• [RECORDS SUPPLIED]:
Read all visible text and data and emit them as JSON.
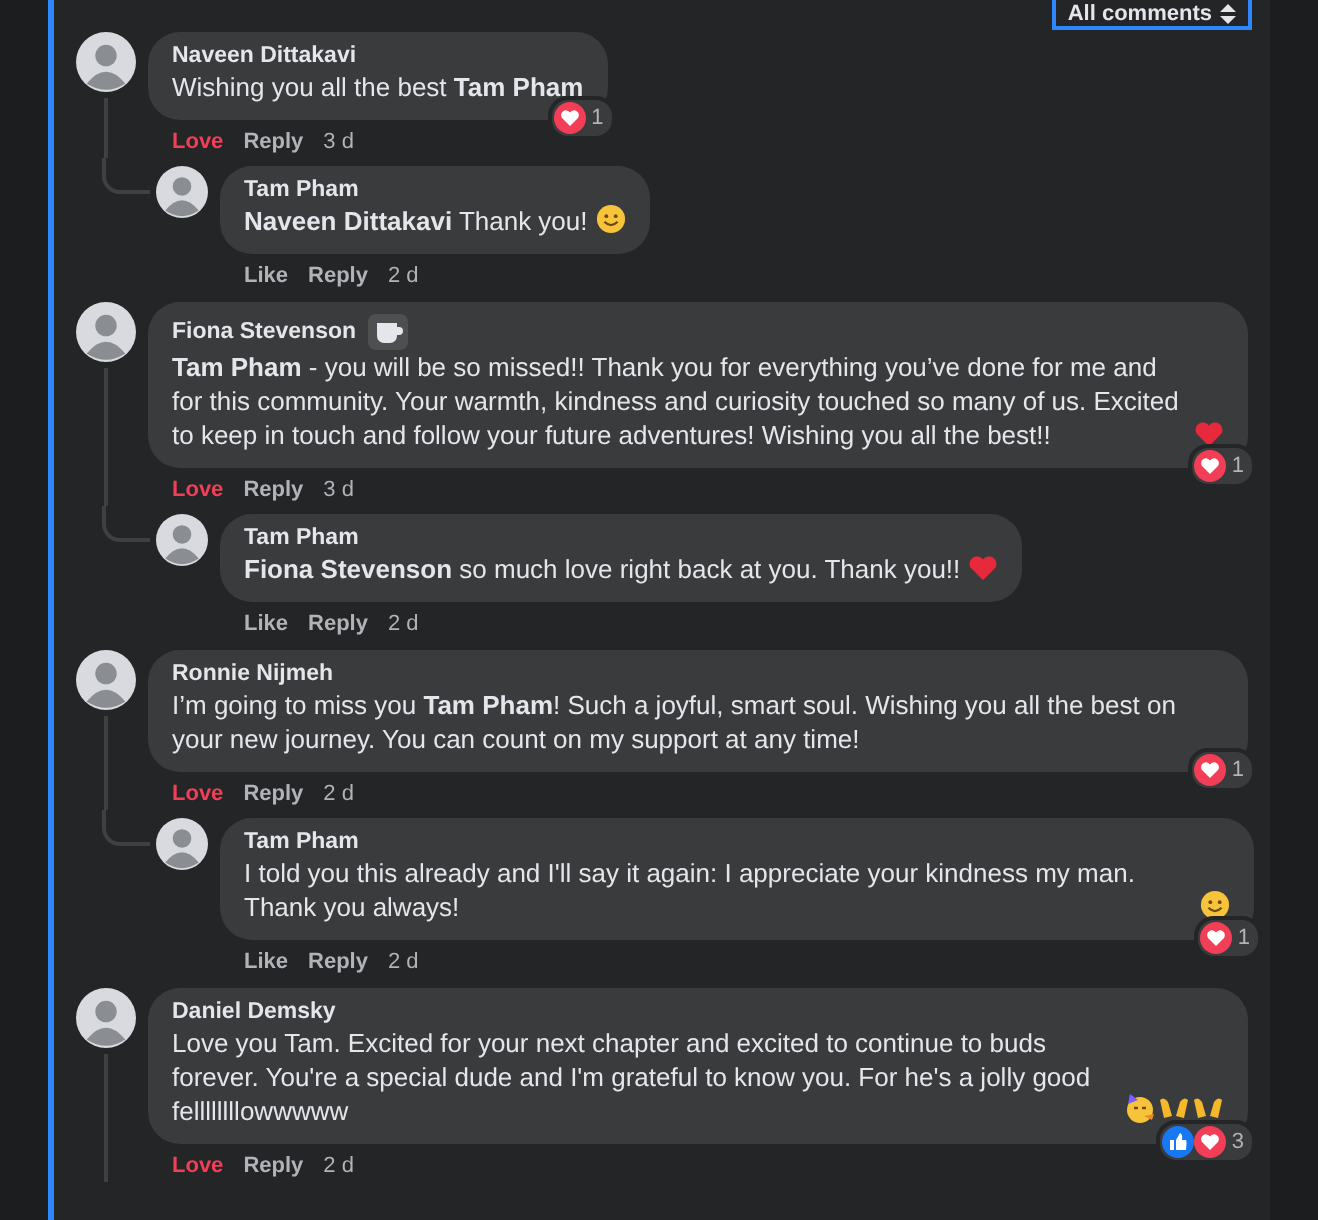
{
  "filter": {
    "label": "All comments"
  },
  "comments": [
    {
      "author": "Naveen Dittakavi",
      "text": "Wishing you all the best **Tam Pham**",
      "action": {
        "label": "Love",
        "reacted": true
      },
      "reply_label": "Reply",
      "time": "3 d",
      "reactions": {
        "icons": [
          {
            "kind": "love"
          }
        ],
        "count": "1"
      },
      "thread_line": true,
      "replies": [
        {
          "author": "Tam Pham",
          "text": "**Naveen Dittakavi** Thank you!",
          "emojis": [
            {
              "kind": "smile"
            }
          ],
          "action": {
            "label": "Like",
            "reacted": false
          },
          "reply_label": "Reply",
          "time": "2 d"
        }
      ]
    },
    {
      "author": "Fiona Stevenson",
      "badge": true,
      "text": "**Tam Pham** - you will be so missed!! Thank you for everything you’ve done for me and for this community. Your warmth, kindness and curiosity touched so many of us. Excited to keep in touch and follow your future adventures! Wishing you all the best!!",
      "emojis": [
        {
          "kind": "heart"
        }
      ],
      "action": {
        "label": "Love",
        "reacted": true
      },
      "reply_label": "Reply",
      "time": "3 d",
      "reactions": {
        "icons": [
          {
            "kind": "love"
          }
        ],
        "count": "1"
      },
      "thread_line": true,
      "replies": [
        {
          "author": "Tam Pham",
          "text": "**Fiona Stevenson** so much love right back at you. Thank you!!",
          "emojis": [
            {
              "kind": "heart"
            }
          ],
          "action": {
            "label": "Like",
            "reacted": false
          },
          "reply_label": "Reply",
          "time": "2 d"
        }
      ]
    },
    {
      "author": "Ronnie Nijmeh",
      "text": "I’m going to miss you **Tam Pham**! Such a joyful, smart soul. Wishing you all the best on your new journey. You can count on my support at any time!",
      "action": {
        "label": "Love",
        "reacted": true
      },
      "reply_label": "Reply",
      "time": "2 d",
      "reactions": {
        "icons": [
          {
            "kind": "love"
          }
        ],
        "count": "1"
      },
      "thread_line": true,
      "replies": [
        {
          "author": "Tam Pham",
          "text": "I told you this already and I'll say it again: I appreciate your kindness my man. Thank you always!",
          "emojis": [
            {
              "kind": "smile"
            }
          ],
          "action": {
            "label": "Like",
            "reacted": false
          },
          "reply_label": "Reply",
          "time": "2 d",
          "reactions": {
            "icons": [
              {
                "kind": "love"
              }
            ],
            "count": "1"
          }
        }
      ]
    },
    {
      "author": "Daniel Demsky",
      "text": "Love you Tam. Excited for your next chapter and excited to continue to buds forever. You're a special dude and I'm grateful to know you. For he's a jolly good fellllllllowwwww",
      "emojis": [
        {
          "kind": "party"
        },
        {
          "kind": "hands"
        },
        {
          "kind": "hands"
        }
      ],
      "action": {
        "label": "Love",
        "reacted": true
      },
      "reply_label": "Reply",
      "time": "2 d",
      "reactions": {
        "icons": [
          {
            "kind": "like"
          },
          {
            "kind": "love"
          }
        ],
        "count": "3"
      },
      "thread_line": true
    }
  ]
}
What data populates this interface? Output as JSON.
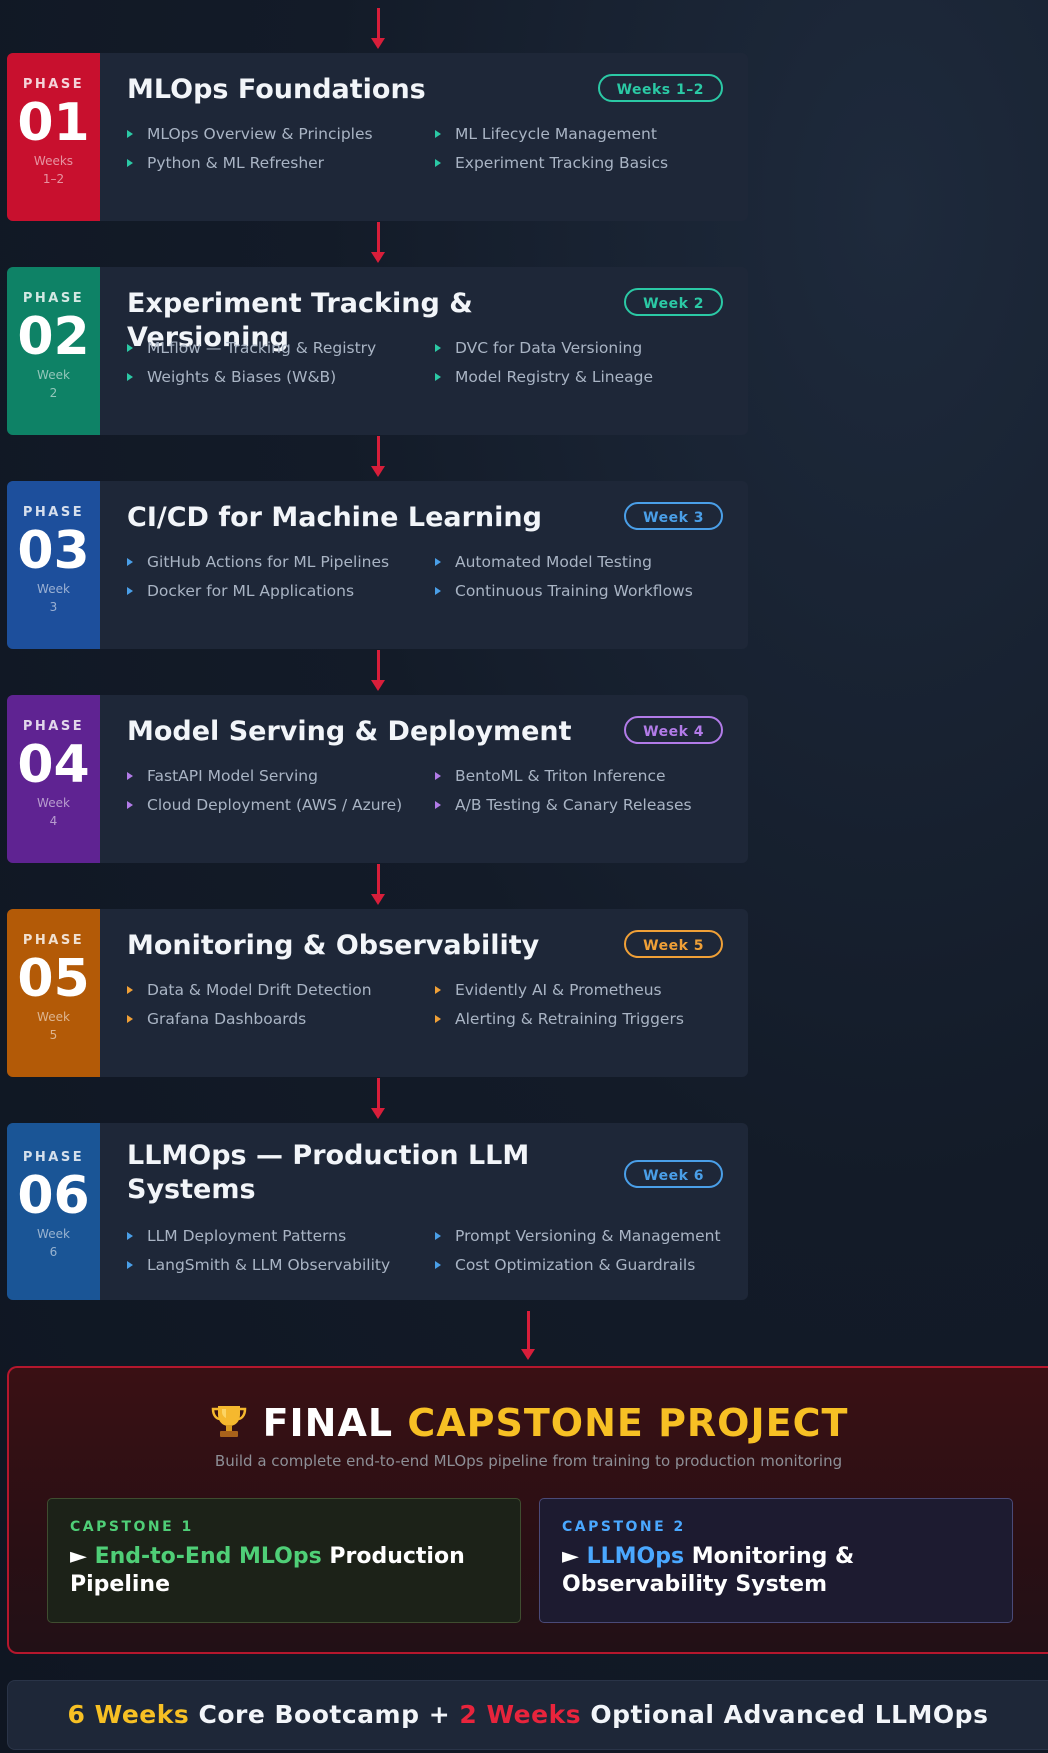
{
  "phases": [
    {
      "label": "PHASE",
      "number": "01",
      "side_week": "Weeks",
      "side_range": "1–2",
      "title": "MLOps Foundations",
      "badge": "Weeks 1–2",
      "color": "#c8102e",
      "accent": "#2bc9a5",
      "items": [
        "MLOps Overview & Principles",
        "ML Lifecycle Management",
        "Python & ML Refresher",
        "Experiment Tracking Basics"
      ]
    },
    {
      "label": "PHASE",
      "number": "02",
      "side_week": "Week",
      "side_range": "2",
      "title": "Experiment Tracking & Versioning",
      "badge": "Week 2",
      "color": "#0e8266",
      "accent": "#2bc9a5",
      "items": [
        "MLflow — Tracking & Registry",
        "DVC for Data Versioning",
        "Weights & Biases (W&B)",
        "Model Registry & Lineage"
      ]
    },
    {
      "label": "PHASE",
      "number": "03",
      "side_week": "Week",
      "side_range": "3",
      "title": "CI/CD for Machine Learning",
      "badge": "Week 3",
      "color": "#1d4f9c",
      "accent": "#4a9fe8",
      "items": [
        "GitHub Actions for ML Pipelines",
        "Automated Model Testing",
        "Docker for ML Applications",
        "Continuous Training Workflows"
      ]
    },
    {
      "label": "PHASE",
      "number": "04",
      "side_week": "Week",
      "side_range": "4",
      "title": "Model Serving & Deployment",
      "badge": "Week 4",
      "color": "#5f2392",
      "accent": "#b27be8",
      "items": [
        "FastAPI Model Serving",
        "BentoML & Triton Inference",
        "Cloud Deployment (AWS / Azure)",
        "A/B Testing & Canary Releases"
      ]
    },
    {
      "label": "PHASE",
      "number": "05",
      "side_week": "Week",
      "side_range": "5",
      "title": "Monitoring & Observability",
      "badge": "Week 5",
      "color": "#b35a07",
      "accent": "#f0a037",
      "items": [
        "Data & Model Drift Detection",
        "Evidently AI & Prometheus",
        "Grafana Dashboards",
        "Alerting & Retraining Triggers"
      ]
    },
    {
      "label": "PHASE",
      "number": "06",
      "side_week": "Week",
      "side_range": "6",
      "title": "LLMOps — Production LLM Systems",
      "badge": "Week 6",
      "color": "#1a5596",
      "accent": "#4a9fe8",
      "items": [
        "LLM Deployment Patterns",
        "Prompt Versioning & Management",
        "LangSmith & LLM Observability",
        "Cost Optimization & Guardrails"
      ]
    }
  ],
  "capstone": {
    "title_white": "FINAL",
    "title_yellow": "CAPSTONE PROJECT",
    "trophy_icon": "trophy-icon",
    "subtitle": "Build a complete end-to-end MLOps pipeline from training to production monitoring",
    "projects": [
      {
        "label": "CAPSTONE 1",
        "arrow": "►",
        "highlight": "End-to-End MLOps",
        "rest": "Production Pipeline",
        "accent": "#4fcf77"
      },
      {
        "label": "CAPSTONE 2",
        "arrow": "►",
        "highlight": "LLMOps",
        "rest": "Monitoring & Observability System",
        "accent": "#4aa8ff"
      }
    ]
  },
  "footer": {
    "num1": "6",
    "unit1": "Weeks",
    "text1": "Core Bootcamp",
    "plus": "+",
    "num2": "2",
    "unit2": "Weeks",
    "text2": "Optional Advanced LLMOps",
    "yellow": "#f7c024",
    "red": "#e8243c"
  }
}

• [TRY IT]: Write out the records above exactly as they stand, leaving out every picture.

• [OUTPUT]:
Read all visible text and data and emit them as JSON.
{
  "filter": {
    "label": "All comments"
  },
  "comments": [
    {
      "author": "Naveen Dittakavi",
      "text": "Wishing you all the best **Tam Pham**",
      "action": {
        "label": "Love",
        "reacted": true
      },
      "reply_label": "Reply",
      "time": "3 d",
      "reactions": {
        "icons": [
          {
            "kind": "love"
          }
        ],
        "count": "1"
      },
      "thread_line": true,
      "replies": [
        {
          "author": "Tam Pham",
          "text": "**Naveen Dittakavi** Thank you!",
          "emojis": [
            {
              "kind": "smile"
            }
          ],
          "action": {
            "label": "Like",
            "reacted": false
          },
          "reply_label": "Reply",
          "time": "2 d"
        }
      ]
    },
    {
      "author": "Fiona Stevenson",
      "badge": true,
      "text": "**Tam Pham** - you will be so missed!! Thank you for everything you’ve done for me and for this community. Your warmth, kindness and curiosity touched so many of us. Excited to keep in touch and follow your future adventures! Wishing you all the best!!",
      "emojis": [
        {
          "kind": "heart"
        }
      ],
      "action": {
        "label": "Love",
        "reacted": true
      },
      "reply_label": "Reply",
      "time": "3 d",
      "reactions": {
        "icons": [
          {
            "kind": "love"
          }
        ],
        "count": "1"
      },
      "thread_line": true,
      "replies": [
        {
          "author": "Tam Pham",
          "text": "**Fiona Stevenson** so much love right back at you. Thank you!!",
          "emojis": [
            {
              "kind": "heart"
            }
          ],
          "action": {
            "label": "Like",
            "reacted": false
          },
          "reply_label": "Reply",
          "time": "2 d"
        }
      ]
    },
    {
      "author": "Ronnie Nijmeh",
      "text": "I’m going to miss you **Tam Pham**! Such a joyful, smart soul. Wishing you all the best on your new journey. You can count on my support at any time!",
      "action": {
        "label": "Love",
        "reacted": true
      },
      "reply_label": "Reply",
      "time": "2 d",
      "reactions": {
        "icons": [
          {
            "kind": "love"
          }
        ],
        "count": "1"
      },
      "thread_line": true,
      "replies": [
        {
          "author": "Tam Pham",
          "text": "I told you this already and I'll say it again: I appreciate your kindness my man. Thank you always!",
          "emojis": [
            {
              "kind": "smile"
            }
          ],
          "action": {
            "label": "Like",
            "reacted": false
          },
          "reply_label": "Reply",
          "time": "2 d",
          "reactions": {
            "icons": [
              {
                "kind": "love"
              }
            ],
            "count": "1"
          }
        }
      ]
    },
    {
      "author": "Daniel Demsky",
      "text": "Love you Tam. Excited for your next chapter and excited to continue to buds forever. You're a special dude and I'm grateful to know you. For he's a jolly good fellllllllowwwww",
      "emojis": [
        {
          "kind": "party"
        },
        {
          "kind": "hands"
        },
        {
          "kind": "hands"
        }
      ],
      "action": {
        "label": "Love",
        "reacted": true
      },
      "reply_label": "Reply",
      "time": "2 d",
      "reactions": {
        "icons": [
          {
            "kind": "like"
          },
          {
            "kind": "love"
          }
        ],
        "count": "3"
      },
      "thread_line": true
    }
  ]
}
What data populates this interface? Output as JSON.
{
  "phases": [
    {
      "label": "PHASE",
      "number": "01",
      "side_week": "Weeks",
      "side_range": "1–2",
      "title": "MLOps Foundations",
      "badge": "Weeks 1–2",
      "color": "#c8102e",
      "accent": "#2bc9a5",
      "items": [
        "MLOps Overview & Principles",
        "ML Lifecycle Management",
        "Python & ML Refresher",
        "Experiment Tracking Basics"
      ]
    },
    {
      "label": "PHASE",
      "number": "02",
      "side_week": "Week",
      "side_range": "2",
      "title": "Experiment Tracking & Versioning",
      "badge": "Week 2",
      "color": "#0e8266",
      "accent": "#2bc9a5",
      "items": [
        "MLflow — Tracking & Registry",
        "DVC for Data Versioning",
        "Weights & Biases (W&B)",
        "Model Registry & Lineage"
      ]
    },
    {
      "label": "PHASE",
      "number": "03",
      "side_week": "Week",
      "side_range": "3",
      "title": "CI/CD for Machine Learning",
      "badge": "Week 3",
      "color": "#1d4f9c",
      "accent": "#4a9fe8",
      "items": [
        "GitHub Actions for ML Pipelines",
        "Automated Model Testing",
        "Docker for ML Applications",
        "Continuous Training Workflows"
      ]
    },
    {
      "label": "PHASE",
      "number": "04",
      "side_week": "Week",
      "side_range": "4",
      "title": "Model Serving & Deployment",
      "badge": "Week 4",
      "color": "#5f2392",
      "accent": "#b27be8",
      "items": [
        "FastAPI Model Serving",
        "BentoML & Triton Inference",
        "Cloud Deployment (AWS / Azure)",
        "A/B Testing & Canary Releases"
      ]
    },
    {
      "label": "PHASE",
      "number": "05",
      "side_week": "Week",
      "side_range": "5",
      "title": "Monitoring & Observability",
      "badge": "Week 5",
      "color": "#b35a07",
      "accent": "#f0a037",
      "items": [
        "Data & Model Drift Detection",
        "Evidently AI & Prometheus",
        "Grafana Dashboards",
        "Alerting & Retraining Triggers"
      ]
    },
    {
      "label": "PHASE",
      "number": "06",
      "side_week": "Week",
      "side_range": "6",
      "title": "LLMOps — Production LLM Systems",
      "badge": "Week 6",
      "color": "#1a5596",
      "accent": "#4a9fe8",
      "items": [
        "LLM Deployment Patterns",
        "Prompt Versioning & Management",
        "LangSmith & LLM Observability",
        "Cost Optimization & Guardrails"
      ]
    }
  ],
  "capstone": {
    "title_white": "FINAL",
    "title_yellow": "CAPSTONE PROJECT",
    "trophy_icon": "trophy-icon",
    "subtitle": "Build a complete end-to-end MLOps pipeline from training to production monitoring",
    "projects": [
      {
        "label": "CAPSTONE 1",
        "arrow": "►",
        "highlight": "End-to-End MLOps",
        "rest": "Production Pipeline",
        "accent": "#4fcf77"
      },
      {
        "label": "CAPSTONE 2",
        "arrow": "►",
        "highlight": "LLMOps",
        "rest": "Monitoring & Observability System",
        "accent": "#4aa8ff"
      }
    ]
  },
  "footer": {
    "num1": "6",
    "unit1": "Weeks",
    "text1": "Core Bootcamp",
    "plus": "+",
    "num2": "2",
    "unit2": "Weeks",
    "text2": "Optional Advanced LLMOps",
    "yellow": "#f7c024",
    "red": "#e8243c"
  }
}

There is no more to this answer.